**Work instructions:**
Could you copy every line of the data that contains "shapes"?

**Records shown:**
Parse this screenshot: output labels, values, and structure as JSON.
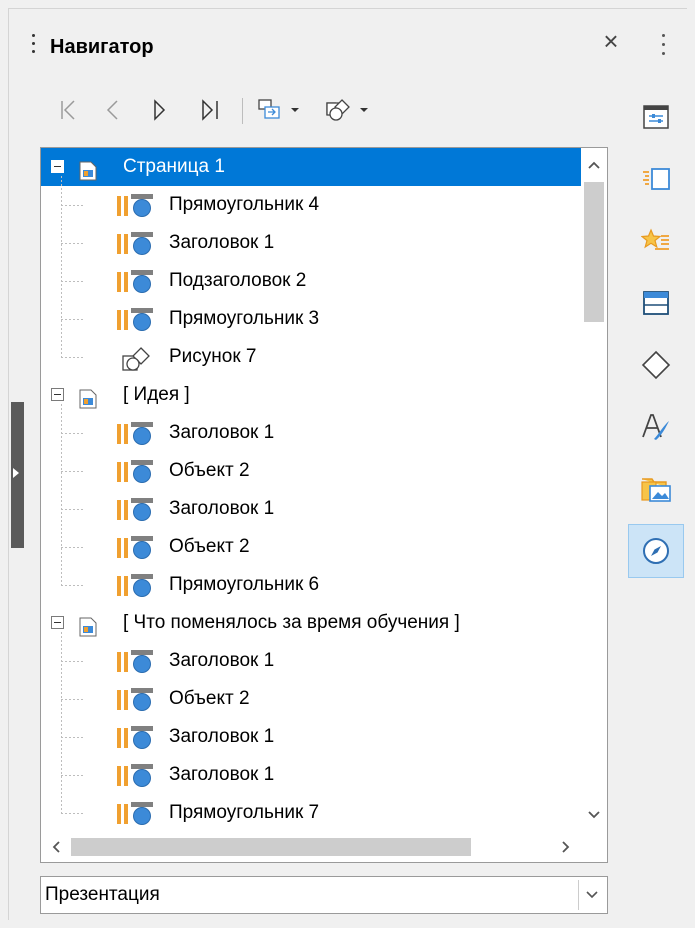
{
  "panel": {
    "title": "Навигатор",
    "close_glyph": "×"
  },
  "toolbar": {
    "buttons": [
      {
        "name": "first-slide",
        "icon": "first-icon"
      },
      {
        "name": "previous-slide",
        "icon": "previous-icon"
      },
      {
        "name": "next-slide",
        "icon": "next-icon"
      },
      {
        "name": "last-slide",
        "icon": "last-icon"
      },
      {
        "name": "drag-mode",
        "icon": "drag-mode-icon"
      },
      {
        "name": "shapes",
        "icon": "shapes-icon"
      }
    ]
  },
  "tree": {
    "items": [
      {
        "type": "page",
        "label": "Страница 1",
        "selected": true
      },
      {
        "type": "shape",
        "label": "Прямоугольник 4"
      },
      {
        "type": "shape",
        "label": "Заголовок 1"
      },
      {
        "type": "shape",
        "label": "Подзаголовок 2"
      },
      {
        "type": "shape",
        "label": "Прямоугольник 3"
      },
      {
        "type": "drawing",
        "label": "Рисунок 7"
      },
      {
        "type": "page",
        "label": "[ Идея ]"
      },
      {
        "type": "shape",
        "label": "Заголовок 1"
      },
      {
        "type": "shape",
        "label": "Объект 2"
      },
      {
        "type": "shape",
        "label": "Заголовок 1"
      },
      {
        "type": "shape",
        "label": "Объект 2"
      },
      {
        "type": "shape",
        "label": "Прямоугольник 6"
      },
      {
        "type": "page",
        "label": "[ Что поменялось за время обучения ]"
      },
      {
        "type": "shape",
        "label": "Заголовок 1"
      },
      {
        "type": "shape",
        "label": "Объект 2"
      },
      {
        "type": "shape",
        "label": "Заголовок 1"
      },
      {
        "type": "shape",
        "label": "Заголовок 1"
      },
      {
        "type": "shape",
        "label": "Прямоугольник 7"
      }
    ]
  },
  "document_select": {
    "value": "Презентация"
  },
  "sidebar_deck": [
    {
      "name": "properties",
      "icon": "properties-icon",
      "active": false
    },
    {
      "name": "slide-transition",
      "icon": "slide-transition-icon",
      "active": false
    },
    {
      "name": "animation",
      "icon": "animation-icon",
      "active": false
    },
    {
      "name": "master-slides",
      "icon": "master-slides-icon",
      "active": false
    },
    {
      "name": "shapes",
      "icon": "shapes-icon",
      "active": false
    },
    {
      "name": "styles",
      "icon": "styles-icon",
      "active": false
    },
    {
      "name": "gallery",
      "icon": "gallery-icon",
      "active": false
    },
    {
      "name": "navigator",
      "icon": "navigator-icon",
      "active": true
    }
  ],
  "colors": {
    "selection": "#0078d7",
    "icon_orange": "#f0a030",
    "icon_blue": "#3c8ad8",
    "active_tab": "#cce4f7"
  }
}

**Answer to this exercise:**
        "name": "shapes",
        "icon": "shapes-icon"
      "name": "shapes",
      "icon": "shapes-icon",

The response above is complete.